Council reveals contenders for name of Liffey bridge
Authors Oscar Wilde, WB Yeats, Bram Stoker and scientist Ernest Walton among 17
The new Bridge linking Burgh Quay and Marlborough Street under construction over the River Liffey .Photograph: Cyril Byrne/The Irish Times
Writers, a trade union activist, a former TD two scientists and a theatre are among the 17 individuals or entities shortlisted as potential names for the new bridge over the River Liffey in Dublin.
Dublin City Council today published the shortlist after a committee assessed some 85 nominations for the accolade.
The individual names on the shortlist include Willie Bermingham, founder of the charity Alone, one of the leaders of the Easter Rising James Connolly, founder of the Legion of Mary Frank Duff, Lady Augusta Gregory and the late Dublin Central TD Tony Gregory.
Also on the list are writers Oscar Wilde, WB Yeats, Jonathan Swift, James Plunkett , Bram Stoker and scientists George Sigerson and Ernest Walton.
Camogie Legend Kay Mills and trade union activist Rosie Hackett are also shortlisted.
Three other shortlisted names are the Abbey Theatre Bridge, the Returned Home Bridge and the Patriots Bridge.
The submission to have the bridge named the Returned Home Bridge was initiated “ to remember, appreciate and acknowledge those who enlisted and who returned home to Ireland and to Dublin” following the first World War.

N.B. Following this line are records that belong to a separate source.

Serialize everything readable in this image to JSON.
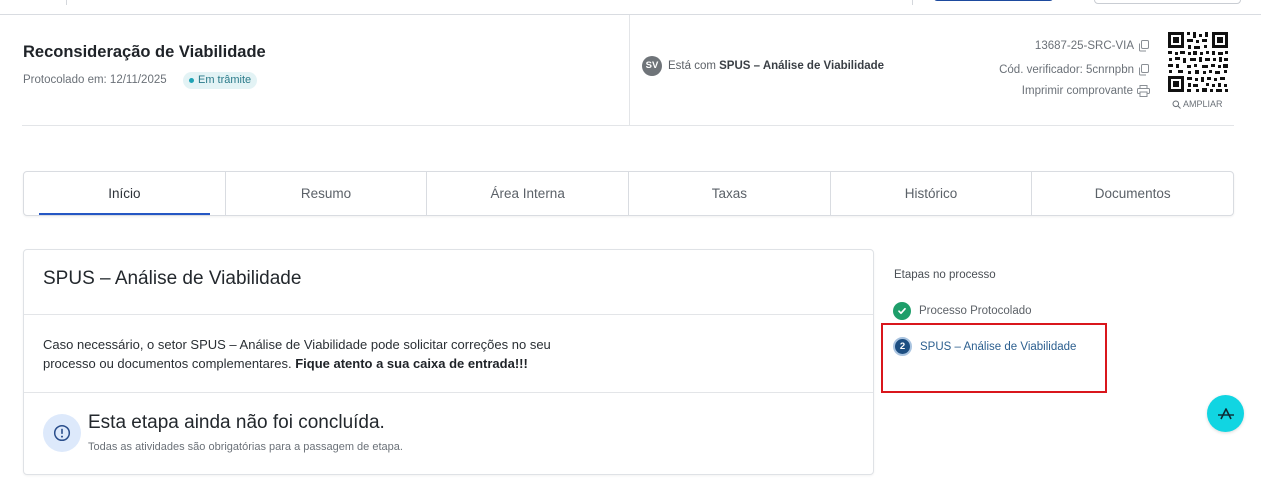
{
  "header": {
    "title": "Reconsideração de Viabilidade",
    "protocol": "Protocolado em: 12/11/2025",
    "status_badge": "Em trâmite",
    "avatar_initials": "SV",
    "with_prefix": "Está com",
    "with_value": "SPUS – Análise de Viabilidade",
    "process_code": "13687-25-SRC-VIA",
    "verifier": "Cód. verificador: 5cnrnpbn",
    "print_receipt": "Imprimir comprovante",
    "ampliar": "AMPLIAR"
  },
  "tabs": [
    {
      "label": "Início",
      "active": true
    },
    {
      "label": "Resumo",
      "active": false
    },
    {
      "label": "Área Interna",
      "active": false
    },
    {
      "label": "Taxas",
      "active": false
    },
    {
      "label": "Histórico",
      "active": false
    },
    {
      "label": "Documentos",
      "active": false
    }
  ],
  "card": {
    "title": "SPUS – Análise de Viabilidade",
    "text": "Caso necessário, o setor SPUS – Análise de Viabilidade pode solicitar correções no seu processo ou documentos complementares.",
    "text_bold": "Fique atento a sua caixa de entrada!!!",
    "notice_title": "Esta etapa ainda não foi concluída.",
    "notice_sub": "Todas as atividades são obrigatórias para a passagem de etapa."
  },
  "steps": {
    "title": "Etapas no processo",
    "items": [
      {
        "label": "Processo Protocolado",
        "status": "done"
      },
      {
        "label": "SPUS – Análise de Viabilidade",
        "status": "current",
        "number": "2"
      }
    ]
  },
  "colors": {
    "accent": "#2557c4",
    "badge_bg": "#e3f3f5",
    "step_done": "#1e9e6a",
    "step_current": "#1d4f82",
    "highlight": "#d9161c",
    "fab": "#11d5e2"
  },
  "icons": [
    "copy-icon",
    "printer-icon",
    "qr-code-icon",
    "search-icon",
    "info-icon",
    "check-icon",
    "assistant-icon"
  ]
}
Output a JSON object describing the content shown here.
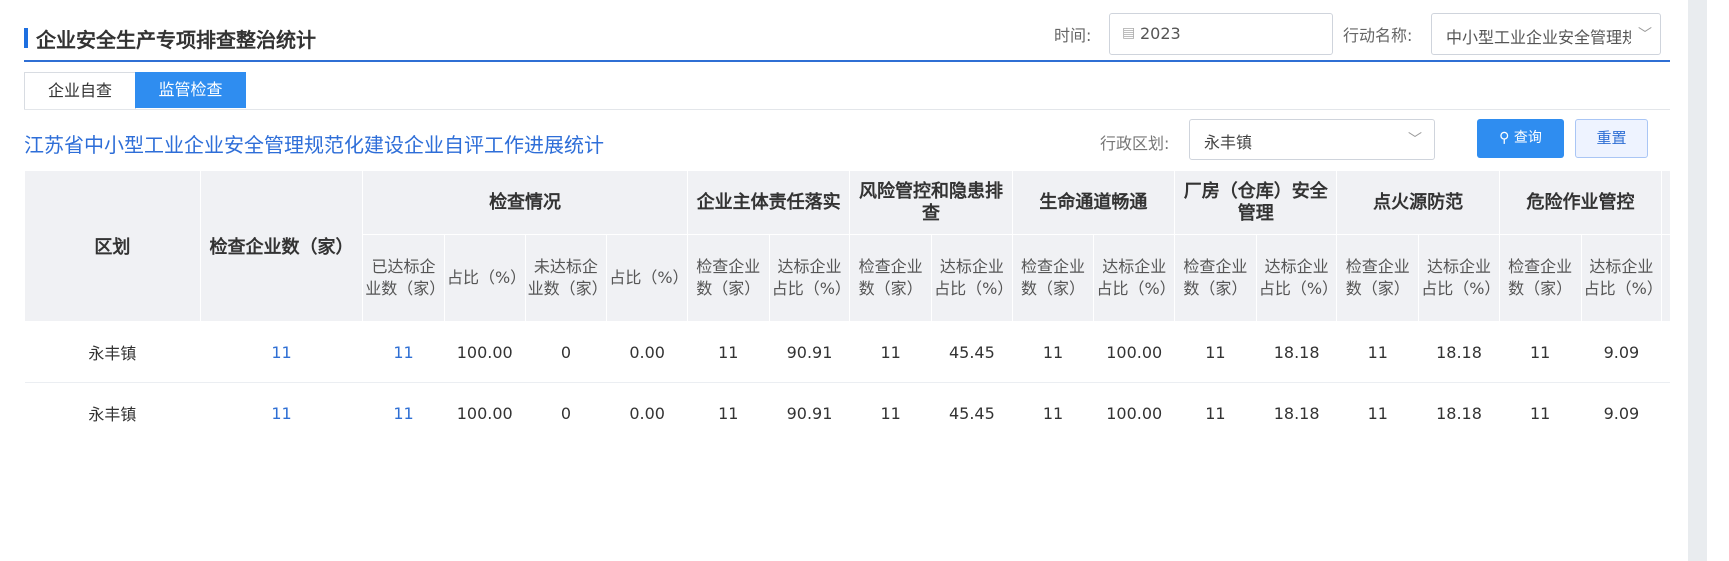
{
  "header": {
    "title": "企业安全生产专项排查整治统计",
    "time_label": "时间:",
    "time_value": "2023",
    "action_label": "行动名称:",
    "action_value": "中小型工业企业安全管理规范化建设"
  },
  "tabs": [
    {
      "label": "企业自查",
      "active": false
    },
    {
      "label": "监管检查",
      "active": true
    }
  ],
  "subbar": {
    "title": "江苏省中小型工业企业安全管理规范化建设企业自评工作进展统计",
    "region_label": "行政区划:",
    "region_value": "永丰镇",
    "query_label": "查询",
    "reset_label": "重置"
  },
  "table": {
    "col_district": "区划",
    "col_count": "检查企业数（家）",
    "groups": [
      "检查情况",
      "企业主体责任落实",
      "风险管控和隐患排查",
      "生命通道畅通",
      "厂房（仓库）安全管理",
      "点火源防范",
      "危险作业管控"
    ],
    "sub_headers": [
      "已达标企业数（家）",
      "占比（%）",
      "未达标企业数（家）",
      "占比（%）",
      "检查企业数（家）",
      "达标企业占比（%）",
      "检查企业数（家）",
      "达标企业占比（%）",
      "检查企业数（家）",
      "达标企业占比（%）",
      "检查企业数（家）",
      "达标企业占比（%）",
      "检查企业数（家）",
      "达标企业占比（%）",
      "检查企业数（家）",
      "达标企业占比（%）",
      "检"
    ],
    "rows": [
      [
        "永丰镇",
        "11",
        "11",
        "100.00",
        "0",
        "0.00",
        "11",
        "90.91",
        "11",
        "45.45",
        "11",
        "100.00",
        "11",
        "18.18",
        "11",
        "18.18",
        "11",
        "9.09",
        ""
      ],
      [
        "永丰镇",
        "11",
        "11",
        "100.00",
        "0",
        "0.00",
        "11",
        "90.91",
        "11",
        "45.45",
        "11",
        "100.00",
        "11",
        "18.18",
        "11",
        "18.18",
        "11",
        "9.09",
        ""
      ]
    ]
  },
  "colors": {
    "accent": "#2f8df0",
    "link": "#2f6fd4",
    "header_bg": "#f0f1f4",
    "title_bar": "#1e6fe0"
  }
}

The council’s Commemorative Naming Committee met yesterday to consider the nominations, for which almost 10,000 supporting submissions and petitions were received.
The 17 shortlisted names will be reviewed at the committee’s next meeting on June 12th.
Chairman of the committee, Councillor Dermot Lacey, said the process had assisted in bringing to public attention people and events that had made “a unique and outstanding contribution to the life and history of Dublin”.
“It has brought into focus a rich variety of names, many of which will give the City Council suggestions for the naming of infrastructure into the future,” he said.
He said the council welcomed the public’s engagement in the process and was aiming to have a decision on the naming in autumn 2013.
The bridge, linking Marlborough Street on the north side of the river with Hawkins Street on the south, will link the two Luas lines in the city.
It is currently under construction and is scheduled to be completed later this year.
A commemorative naming policy for monuments and infrastructure approved by the council in December specifies the person must have been born or lived in the city and have had “strong and/or enduring connections ” with it.
He or she must have made a “unique and outstanding contribution to the life or history of Dublin through outstanding achievement, distinctive service or significant community contribution”.
Where a monument is named after an event, it will have to have occurred at least 20 years previously “unless it is of extraordinary and long-lasting consequence to the city”.